→ **EXERCISE PROMPT**
Wherever the word "accent" occurs in the lines below, copy the whole line.

→ **SOURCE DATA**
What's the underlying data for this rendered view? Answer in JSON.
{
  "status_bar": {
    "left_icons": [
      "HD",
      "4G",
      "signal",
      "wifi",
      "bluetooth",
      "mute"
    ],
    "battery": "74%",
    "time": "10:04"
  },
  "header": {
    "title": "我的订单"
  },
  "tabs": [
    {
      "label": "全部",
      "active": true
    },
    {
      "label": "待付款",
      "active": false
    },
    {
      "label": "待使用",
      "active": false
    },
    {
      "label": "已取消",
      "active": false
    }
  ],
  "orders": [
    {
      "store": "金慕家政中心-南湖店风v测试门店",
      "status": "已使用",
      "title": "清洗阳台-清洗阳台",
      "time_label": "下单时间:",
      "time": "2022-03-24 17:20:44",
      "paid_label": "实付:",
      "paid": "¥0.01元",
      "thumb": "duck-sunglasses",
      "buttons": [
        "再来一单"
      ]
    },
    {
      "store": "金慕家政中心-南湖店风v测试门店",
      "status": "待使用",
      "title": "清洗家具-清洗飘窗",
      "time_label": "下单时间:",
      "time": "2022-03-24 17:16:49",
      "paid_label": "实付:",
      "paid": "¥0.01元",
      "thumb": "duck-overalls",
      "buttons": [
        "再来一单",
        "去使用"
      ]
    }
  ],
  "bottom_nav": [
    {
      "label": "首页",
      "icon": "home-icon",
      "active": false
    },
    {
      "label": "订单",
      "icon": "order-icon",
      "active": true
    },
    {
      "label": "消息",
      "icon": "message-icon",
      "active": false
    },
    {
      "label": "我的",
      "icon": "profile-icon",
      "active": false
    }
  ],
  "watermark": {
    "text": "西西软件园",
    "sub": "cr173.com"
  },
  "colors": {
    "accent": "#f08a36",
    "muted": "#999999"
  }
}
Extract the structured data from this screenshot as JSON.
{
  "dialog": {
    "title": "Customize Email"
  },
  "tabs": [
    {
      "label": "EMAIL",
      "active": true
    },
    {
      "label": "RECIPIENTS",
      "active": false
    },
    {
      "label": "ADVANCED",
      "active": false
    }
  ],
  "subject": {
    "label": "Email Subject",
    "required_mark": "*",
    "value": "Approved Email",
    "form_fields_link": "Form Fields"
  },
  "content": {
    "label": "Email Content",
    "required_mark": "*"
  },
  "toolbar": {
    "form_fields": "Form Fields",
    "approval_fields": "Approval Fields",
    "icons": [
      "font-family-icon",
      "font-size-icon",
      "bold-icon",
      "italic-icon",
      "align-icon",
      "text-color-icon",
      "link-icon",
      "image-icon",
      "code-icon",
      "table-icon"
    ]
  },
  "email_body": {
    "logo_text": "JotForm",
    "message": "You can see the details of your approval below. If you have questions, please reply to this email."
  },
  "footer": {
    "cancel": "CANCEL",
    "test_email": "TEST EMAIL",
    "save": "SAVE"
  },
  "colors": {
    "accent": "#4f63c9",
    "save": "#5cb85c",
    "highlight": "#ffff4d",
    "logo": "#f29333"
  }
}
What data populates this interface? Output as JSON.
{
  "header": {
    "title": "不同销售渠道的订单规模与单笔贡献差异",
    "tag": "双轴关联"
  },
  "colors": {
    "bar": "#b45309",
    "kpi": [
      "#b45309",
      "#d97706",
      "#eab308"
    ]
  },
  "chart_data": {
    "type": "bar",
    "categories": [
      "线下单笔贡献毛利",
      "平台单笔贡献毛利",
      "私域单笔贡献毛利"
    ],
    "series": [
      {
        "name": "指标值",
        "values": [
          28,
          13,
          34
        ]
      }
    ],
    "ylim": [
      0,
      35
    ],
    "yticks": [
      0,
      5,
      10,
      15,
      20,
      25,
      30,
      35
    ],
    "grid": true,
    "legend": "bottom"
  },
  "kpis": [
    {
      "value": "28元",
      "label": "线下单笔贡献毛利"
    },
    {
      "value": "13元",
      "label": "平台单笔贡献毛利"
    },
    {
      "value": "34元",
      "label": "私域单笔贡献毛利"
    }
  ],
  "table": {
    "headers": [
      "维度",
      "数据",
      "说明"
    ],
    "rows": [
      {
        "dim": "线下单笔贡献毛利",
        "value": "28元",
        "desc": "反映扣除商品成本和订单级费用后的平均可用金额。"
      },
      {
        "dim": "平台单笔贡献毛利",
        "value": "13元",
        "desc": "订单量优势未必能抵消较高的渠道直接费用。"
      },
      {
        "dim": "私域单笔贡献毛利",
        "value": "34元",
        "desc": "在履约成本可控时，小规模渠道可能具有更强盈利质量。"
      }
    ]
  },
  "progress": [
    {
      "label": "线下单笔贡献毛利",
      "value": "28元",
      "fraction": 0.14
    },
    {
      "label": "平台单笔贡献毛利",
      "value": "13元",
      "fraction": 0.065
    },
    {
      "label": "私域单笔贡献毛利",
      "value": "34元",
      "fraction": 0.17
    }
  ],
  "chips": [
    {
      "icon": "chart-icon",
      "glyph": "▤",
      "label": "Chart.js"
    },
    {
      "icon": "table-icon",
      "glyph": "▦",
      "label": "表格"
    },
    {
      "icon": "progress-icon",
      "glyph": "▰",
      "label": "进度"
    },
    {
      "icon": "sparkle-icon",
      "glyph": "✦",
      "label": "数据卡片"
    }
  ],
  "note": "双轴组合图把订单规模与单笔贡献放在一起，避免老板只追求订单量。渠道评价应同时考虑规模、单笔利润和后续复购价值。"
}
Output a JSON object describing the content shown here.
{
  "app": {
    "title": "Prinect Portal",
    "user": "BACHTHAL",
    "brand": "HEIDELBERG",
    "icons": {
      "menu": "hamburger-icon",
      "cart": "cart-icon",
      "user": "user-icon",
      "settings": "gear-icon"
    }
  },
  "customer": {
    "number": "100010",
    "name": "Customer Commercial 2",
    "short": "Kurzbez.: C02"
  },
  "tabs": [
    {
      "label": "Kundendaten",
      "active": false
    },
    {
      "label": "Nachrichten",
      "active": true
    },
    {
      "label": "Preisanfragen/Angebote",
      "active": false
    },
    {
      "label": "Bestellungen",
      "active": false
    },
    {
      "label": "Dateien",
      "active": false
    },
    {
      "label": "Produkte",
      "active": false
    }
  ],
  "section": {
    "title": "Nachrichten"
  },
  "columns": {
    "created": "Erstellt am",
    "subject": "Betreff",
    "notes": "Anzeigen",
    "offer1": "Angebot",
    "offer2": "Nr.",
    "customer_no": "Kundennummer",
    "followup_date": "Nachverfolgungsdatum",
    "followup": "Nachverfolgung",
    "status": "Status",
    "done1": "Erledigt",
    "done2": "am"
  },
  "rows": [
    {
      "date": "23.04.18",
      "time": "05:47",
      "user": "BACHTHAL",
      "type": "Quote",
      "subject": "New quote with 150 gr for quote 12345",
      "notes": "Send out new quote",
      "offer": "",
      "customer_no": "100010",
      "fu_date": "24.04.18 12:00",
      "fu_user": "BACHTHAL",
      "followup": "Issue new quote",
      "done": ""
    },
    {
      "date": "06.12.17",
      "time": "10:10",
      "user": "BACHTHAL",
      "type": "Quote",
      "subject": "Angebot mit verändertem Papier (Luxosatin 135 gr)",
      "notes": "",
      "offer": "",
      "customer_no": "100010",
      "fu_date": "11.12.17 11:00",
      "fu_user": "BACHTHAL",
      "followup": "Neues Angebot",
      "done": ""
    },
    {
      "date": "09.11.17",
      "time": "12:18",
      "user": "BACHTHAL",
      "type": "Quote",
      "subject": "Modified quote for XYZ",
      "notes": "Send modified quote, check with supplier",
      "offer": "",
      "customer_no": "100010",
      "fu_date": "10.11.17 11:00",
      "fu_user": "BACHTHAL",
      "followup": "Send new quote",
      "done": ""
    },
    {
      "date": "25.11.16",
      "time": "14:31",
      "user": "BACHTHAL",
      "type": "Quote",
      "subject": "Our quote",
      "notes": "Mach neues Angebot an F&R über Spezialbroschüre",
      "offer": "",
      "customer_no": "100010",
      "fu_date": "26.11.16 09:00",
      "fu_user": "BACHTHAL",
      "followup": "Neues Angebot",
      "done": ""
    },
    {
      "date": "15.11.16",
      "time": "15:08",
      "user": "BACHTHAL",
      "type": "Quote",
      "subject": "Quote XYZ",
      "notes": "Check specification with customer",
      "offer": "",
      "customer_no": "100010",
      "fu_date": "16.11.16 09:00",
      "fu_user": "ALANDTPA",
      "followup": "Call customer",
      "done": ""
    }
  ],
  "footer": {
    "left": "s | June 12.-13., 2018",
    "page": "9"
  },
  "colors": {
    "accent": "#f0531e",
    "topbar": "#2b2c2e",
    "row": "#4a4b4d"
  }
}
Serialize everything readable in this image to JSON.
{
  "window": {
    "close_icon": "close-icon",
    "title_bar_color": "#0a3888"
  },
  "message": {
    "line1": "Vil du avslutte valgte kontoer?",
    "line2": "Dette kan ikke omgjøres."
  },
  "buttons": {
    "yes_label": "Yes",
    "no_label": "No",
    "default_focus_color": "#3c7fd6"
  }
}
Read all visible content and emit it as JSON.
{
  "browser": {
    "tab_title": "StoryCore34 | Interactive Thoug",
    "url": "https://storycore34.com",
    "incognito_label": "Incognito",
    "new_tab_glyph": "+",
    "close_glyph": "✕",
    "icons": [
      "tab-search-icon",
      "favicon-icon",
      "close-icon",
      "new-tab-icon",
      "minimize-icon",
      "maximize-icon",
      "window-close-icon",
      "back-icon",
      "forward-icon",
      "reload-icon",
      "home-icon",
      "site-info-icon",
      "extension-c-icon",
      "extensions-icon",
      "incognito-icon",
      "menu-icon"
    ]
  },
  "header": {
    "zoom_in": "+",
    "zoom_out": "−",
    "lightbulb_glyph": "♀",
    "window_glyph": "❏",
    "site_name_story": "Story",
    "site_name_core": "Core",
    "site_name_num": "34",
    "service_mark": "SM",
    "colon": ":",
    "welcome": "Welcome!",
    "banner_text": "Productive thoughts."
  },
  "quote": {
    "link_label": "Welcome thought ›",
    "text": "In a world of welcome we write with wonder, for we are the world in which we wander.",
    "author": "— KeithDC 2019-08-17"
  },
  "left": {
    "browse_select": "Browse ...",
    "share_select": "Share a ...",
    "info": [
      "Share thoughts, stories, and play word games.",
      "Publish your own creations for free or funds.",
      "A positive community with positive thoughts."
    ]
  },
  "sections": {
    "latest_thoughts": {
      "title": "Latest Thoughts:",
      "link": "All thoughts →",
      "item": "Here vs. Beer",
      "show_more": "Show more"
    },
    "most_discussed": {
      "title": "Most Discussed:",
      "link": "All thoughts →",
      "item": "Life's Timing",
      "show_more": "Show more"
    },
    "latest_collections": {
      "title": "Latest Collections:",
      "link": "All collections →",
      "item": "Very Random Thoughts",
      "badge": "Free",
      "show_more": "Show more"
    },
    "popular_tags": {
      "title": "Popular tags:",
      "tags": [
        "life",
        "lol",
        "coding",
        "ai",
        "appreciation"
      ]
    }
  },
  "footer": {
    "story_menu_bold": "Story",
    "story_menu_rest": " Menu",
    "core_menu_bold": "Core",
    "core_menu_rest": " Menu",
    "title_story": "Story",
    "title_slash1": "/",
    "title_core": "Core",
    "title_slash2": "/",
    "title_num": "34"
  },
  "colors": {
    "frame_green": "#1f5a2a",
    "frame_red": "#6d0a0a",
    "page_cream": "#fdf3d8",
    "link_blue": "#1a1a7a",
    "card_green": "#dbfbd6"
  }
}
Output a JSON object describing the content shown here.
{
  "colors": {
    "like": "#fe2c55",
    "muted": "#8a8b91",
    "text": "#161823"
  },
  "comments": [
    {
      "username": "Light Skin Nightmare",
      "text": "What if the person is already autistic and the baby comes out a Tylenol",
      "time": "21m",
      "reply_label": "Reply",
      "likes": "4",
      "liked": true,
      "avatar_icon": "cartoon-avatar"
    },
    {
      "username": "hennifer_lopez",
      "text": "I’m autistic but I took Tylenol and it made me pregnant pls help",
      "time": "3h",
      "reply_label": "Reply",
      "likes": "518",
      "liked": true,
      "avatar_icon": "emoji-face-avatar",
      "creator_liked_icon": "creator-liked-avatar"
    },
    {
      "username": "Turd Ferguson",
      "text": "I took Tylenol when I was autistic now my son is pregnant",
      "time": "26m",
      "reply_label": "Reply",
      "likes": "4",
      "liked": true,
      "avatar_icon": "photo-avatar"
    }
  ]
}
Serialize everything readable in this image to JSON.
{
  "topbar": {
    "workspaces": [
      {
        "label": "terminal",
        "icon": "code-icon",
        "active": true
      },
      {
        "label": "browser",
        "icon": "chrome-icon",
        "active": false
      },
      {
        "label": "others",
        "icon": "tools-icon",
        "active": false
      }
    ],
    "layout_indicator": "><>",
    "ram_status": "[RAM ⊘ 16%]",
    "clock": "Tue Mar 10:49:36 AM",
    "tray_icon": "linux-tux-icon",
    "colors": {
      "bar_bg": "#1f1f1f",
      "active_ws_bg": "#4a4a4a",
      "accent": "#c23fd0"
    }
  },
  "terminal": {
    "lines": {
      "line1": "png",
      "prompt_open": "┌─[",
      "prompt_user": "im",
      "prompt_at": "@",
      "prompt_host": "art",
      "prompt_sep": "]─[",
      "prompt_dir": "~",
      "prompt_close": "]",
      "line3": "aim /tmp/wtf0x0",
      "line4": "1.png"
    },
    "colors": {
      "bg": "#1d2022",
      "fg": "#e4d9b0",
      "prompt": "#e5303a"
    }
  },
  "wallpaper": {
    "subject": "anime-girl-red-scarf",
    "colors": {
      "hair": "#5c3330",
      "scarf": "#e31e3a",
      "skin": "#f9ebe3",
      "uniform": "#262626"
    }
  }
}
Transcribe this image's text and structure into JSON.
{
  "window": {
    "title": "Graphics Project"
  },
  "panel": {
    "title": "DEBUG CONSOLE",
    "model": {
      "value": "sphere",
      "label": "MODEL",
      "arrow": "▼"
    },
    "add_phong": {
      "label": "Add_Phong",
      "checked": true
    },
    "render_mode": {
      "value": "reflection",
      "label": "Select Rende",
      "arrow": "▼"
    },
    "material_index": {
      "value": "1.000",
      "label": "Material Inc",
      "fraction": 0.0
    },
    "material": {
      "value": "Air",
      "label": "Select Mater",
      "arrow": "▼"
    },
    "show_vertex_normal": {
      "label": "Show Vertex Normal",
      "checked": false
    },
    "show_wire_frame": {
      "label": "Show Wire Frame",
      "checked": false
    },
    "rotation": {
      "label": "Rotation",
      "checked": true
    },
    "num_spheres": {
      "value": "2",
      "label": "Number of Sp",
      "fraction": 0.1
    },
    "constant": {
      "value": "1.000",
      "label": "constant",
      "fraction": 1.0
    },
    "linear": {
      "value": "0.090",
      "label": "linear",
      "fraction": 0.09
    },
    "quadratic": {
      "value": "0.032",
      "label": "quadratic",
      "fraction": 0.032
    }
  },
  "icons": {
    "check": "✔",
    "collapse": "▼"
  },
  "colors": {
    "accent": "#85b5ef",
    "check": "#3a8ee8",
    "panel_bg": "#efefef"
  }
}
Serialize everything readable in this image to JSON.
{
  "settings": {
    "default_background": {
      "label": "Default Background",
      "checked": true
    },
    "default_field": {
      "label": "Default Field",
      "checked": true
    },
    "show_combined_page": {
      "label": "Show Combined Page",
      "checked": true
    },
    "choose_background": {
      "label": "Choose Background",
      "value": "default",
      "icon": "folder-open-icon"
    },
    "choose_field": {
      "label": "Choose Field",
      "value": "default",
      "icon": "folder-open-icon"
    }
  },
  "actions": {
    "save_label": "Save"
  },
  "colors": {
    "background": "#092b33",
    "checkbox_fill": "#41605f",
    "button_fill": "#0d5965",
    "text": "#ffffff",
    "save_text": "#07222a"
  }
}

→ **TASK ANSWER**
    "accent": "#f08a36",
    "accent": "#4f63c9",
    "accent": "#f0531e",
      "accent": "#c23fd0"
    "accent": "#85b5ef",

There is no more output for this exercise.